▶ Your objective:
In the material below, how many lines contain the string "link"? Reply with the number only.

─── Task inputs ───

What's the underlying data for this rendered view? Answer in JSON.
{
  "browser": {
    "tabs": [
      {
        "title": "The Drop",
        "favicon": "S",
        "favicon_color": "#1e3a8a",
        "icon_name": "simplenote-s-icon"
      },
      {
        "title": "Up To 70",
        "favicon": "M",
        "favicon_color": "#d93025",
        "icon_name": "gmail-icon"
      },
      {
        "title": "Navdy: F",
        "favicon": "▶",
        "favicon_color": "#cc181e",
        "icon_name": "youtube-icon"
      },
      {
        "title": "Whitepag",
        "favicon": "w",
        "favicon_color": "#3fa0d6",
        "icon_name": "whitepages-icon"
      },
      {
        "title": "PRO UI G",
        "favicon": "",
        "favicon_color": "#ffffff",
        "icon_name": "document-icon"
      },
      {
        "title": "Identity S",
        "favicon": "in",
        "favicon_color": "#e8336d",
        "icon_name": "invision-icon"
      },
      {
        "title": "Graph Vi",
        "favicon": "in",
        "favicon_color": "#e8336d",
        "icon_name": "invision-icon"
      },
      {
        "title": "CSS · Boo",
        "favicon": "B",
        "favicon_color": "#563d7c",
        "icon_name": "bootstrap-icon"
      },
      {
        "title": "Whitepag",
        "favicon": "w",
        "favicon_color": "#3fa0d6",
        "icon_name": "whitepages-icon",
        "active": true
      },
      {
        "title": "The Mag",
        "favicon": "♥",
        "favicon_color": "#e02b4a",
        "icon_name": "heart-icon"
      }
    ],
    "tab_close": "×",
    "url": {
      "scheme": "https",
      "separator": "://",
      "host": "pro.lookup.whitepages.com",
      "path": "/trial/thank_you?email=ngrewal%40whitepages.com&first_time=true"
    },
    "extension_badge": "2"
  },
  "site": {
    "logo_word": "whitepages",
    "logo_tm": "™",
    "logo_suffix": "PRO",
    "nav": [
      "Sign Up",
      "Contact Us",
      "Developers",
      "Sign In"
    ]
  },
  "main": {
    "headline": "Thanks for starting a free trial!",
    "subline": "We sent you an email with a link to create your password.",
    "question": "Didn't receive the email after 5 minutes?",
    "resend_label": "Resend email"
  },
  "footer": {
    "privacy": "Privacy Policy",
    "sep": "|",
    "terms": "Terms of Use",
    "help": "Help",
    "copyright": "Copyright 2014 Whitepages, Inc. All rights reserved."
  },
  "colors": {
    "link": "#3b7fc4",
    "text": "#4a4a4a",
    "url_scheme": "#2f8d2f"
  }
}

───

▶ Exercise solution:
2